Why Do Hawks Circle and Screech?
A typical hawk screeches while circling to either mark its territory or attract a mate.
Now, the pitch of screeching depends on a hawk’s gender and age.
A male hawk is about two-thirds the size of a female.
The small size contributes to a hawk’s agility as well as its shrill voice.
So, a male with a more piercing sound is considered a dominant male.
And so, male hawks screech a certain “chwirk” sound while courting to declare their territory.
Though, female hawks and their nestlings, screech only to call the male hawk for food during the nesting period.

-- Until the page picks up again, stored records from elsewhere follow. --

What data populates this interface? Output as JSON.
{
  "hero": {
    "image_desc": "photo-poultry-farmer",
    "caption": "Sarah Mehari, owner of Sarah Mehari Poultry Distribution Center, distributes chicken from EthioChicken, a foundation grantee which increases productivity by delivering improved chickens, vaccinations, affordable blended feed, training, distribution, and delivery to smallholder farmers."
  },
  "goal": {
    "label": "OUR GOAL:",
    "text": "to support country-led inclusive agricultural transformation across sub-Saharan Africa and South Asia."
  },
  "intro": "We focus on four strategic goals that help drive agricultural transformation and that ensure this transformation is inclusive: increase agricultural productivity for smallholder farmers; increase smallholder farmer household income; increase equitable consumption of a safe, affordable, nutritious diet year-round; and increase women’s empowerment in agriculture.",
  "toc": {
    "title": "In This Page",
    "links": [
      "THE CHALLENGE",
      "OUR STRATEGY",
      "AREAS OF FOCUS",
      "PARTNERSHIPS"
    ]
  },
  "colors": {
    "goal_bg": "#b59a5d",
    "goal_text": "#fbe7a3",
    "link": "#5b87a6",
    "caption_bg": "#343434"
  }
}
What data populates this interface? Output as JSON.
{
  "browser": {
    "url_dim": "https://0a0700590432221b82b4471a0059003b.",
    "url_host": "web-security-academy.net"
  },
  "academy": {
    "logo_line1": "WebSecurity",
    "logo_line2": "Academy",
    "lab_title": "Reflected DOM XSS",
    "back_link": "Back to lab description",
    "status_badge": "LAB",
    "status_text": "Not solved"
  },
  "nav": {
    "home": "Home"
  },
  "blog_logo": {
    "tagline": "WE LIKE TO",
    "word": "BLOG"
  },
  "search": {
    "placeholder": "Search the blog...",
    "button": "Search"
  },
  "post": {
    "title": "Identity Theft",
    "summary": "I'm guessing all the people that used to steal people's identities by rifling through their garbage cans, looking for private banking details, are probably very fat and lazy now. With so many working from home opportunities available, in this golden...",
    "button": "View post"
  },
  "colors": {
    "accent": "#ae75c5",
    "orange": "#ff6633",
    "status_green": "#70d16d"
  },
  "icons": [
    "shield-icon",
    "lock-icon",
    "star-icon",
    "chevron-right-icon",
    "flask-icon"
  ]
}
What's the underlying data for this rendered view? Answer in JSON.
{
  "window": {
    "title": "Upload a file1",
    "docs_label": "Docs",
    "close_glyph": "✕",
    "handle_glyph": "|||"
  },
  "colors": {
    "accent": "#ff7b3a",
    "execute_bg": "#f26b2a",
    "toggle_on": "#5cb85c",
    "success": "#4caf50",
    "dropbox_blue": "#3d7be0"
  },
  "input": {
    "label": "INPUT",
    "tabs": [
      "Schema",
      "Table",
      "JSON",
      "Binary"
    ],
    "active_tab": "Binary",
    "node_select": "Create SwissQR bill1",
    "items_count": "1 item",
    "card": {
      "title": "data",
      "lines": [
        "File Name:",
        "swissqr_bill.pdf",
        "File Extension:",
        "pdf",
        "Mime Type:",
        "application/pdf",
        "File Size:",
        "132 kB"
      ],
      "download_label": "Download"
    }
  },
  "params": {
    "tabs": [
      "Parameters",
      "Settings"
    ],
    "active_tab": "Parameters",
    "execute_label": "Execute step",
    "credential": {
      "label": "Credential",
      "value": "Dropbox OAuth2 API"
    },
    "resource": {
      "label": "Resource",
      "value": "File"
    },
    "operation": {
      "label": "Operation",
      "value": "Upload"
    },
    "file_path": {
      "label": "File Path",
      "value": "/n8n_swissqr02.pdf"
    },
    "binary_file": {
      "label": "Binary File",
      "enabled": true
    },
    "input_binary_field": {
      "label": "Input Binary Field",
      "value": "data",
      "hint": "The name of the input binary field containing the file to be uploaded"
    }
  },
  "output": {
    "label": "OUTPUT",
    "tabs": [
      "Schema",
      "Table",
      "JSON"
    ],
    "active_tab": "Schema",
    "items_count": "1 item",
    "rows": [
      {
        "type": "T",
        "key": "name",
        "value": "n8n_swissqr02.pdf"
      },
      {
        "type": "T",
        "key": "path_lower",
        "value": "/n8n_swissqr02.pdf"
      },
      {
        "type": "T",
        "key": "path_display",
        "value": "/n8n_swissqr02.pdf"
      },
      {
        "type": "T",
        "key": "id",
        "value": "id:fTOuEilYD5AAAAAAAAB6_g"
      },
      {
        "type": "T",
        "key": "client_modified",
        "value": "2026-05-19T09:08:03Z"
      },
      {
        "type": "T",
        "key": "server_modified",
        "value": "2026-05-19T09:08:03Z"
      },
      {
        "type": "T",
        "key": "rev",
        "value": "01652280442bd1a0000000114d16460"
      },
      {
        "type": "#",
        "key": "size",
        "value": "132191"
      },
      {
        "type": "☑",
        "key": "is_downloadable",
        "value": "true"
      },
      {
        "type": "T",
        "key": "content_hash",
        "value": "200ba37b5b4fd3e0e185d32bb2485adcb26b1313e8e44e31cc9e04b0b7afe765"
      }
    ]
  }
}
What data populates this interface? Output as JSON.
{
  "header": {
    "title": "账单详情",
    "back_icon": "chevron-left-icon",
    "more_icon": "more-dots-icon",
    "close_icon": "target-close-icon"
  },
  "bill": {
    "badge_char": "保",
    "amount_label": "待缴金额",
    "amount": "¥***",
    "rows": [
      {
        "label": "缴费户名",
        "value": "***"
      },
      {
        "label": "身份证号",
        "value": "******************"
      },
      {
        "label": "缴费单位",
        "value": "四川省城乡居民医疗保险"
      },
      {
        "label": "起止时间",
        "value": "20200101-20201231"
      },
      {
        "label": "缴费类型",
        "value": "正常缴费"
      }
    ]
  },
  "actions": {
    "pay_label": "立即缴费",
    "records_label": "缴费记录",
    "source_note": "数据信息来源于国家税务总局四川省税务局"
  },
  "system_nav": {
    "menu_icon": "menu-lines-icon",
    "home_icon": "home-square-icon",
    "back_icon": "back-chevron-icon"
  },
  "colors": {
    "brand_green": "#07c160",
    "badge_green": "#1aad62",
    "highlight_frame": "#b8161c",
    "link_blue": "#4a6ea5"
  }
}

That aside, fledglings only rarely screech, even if they do it’s a weak hoarse scream.
But, if it’s not the breeding season, a hawk may screech only to warn off other predators from its territory.
Do Hawks Screech While Hunting?
A hawk likes the element of surprise and screeching while hunting will only alert the prey which may then hide.
Besides screeching during a chase is way too dramatic for a silent predator such as a hawk.
It’s like declaring out loud “I am hunting, you flee before I catch you”.
And so, it’s completely against a hawk’s signature move of jump diving and taking the prey before it even finds out that it’s been taken.
An exception to all this is Harris’ Hawk.
These hawks live and hunt as flocks or say, “True Kettles”.
Of course, they communicate with screeching while hunting.
Now you may be interested in:
Will a Hawk Attack a Human?
Well, Hawks are extremely rational, and they know they cannot take on a human.
Normally, a hawk would not even dare to attack a human.
So, if you are trying to reach a hawk’s nest, they may jump dive on you to scare you off and may go as far as hitting your face with their talons or beaks.
I reckon you would be fine if you don’t bother baby hawks.
Unless you have cute small pets.
Now, a hawk wouldn’t try to eat anything bigger than a squirrel.
That means all your bird family members, are just tasty treats, even your macaws.
Cats and dogs are relatively safe from hawks.
But I wouldn’t say that about their pups or cubs.
Adult dogs like chihuahua can also become prey to hawks.
That said, I wouldn’t leave a toddler alone if there are kettles of hawks circling nearby.
Check out these related articles about hawks you may be interested in
Hawks use thermals or warm air updrafts to soar on high altitudes and they circle just to stay within the bounds of a thermal.
A hawk screeches while circling to show its dominance and to attract mates.
Normally, a hawk wouldn’t attack a human unless they perceive him as a threat.
Even so, human pets often fall prey to hawks.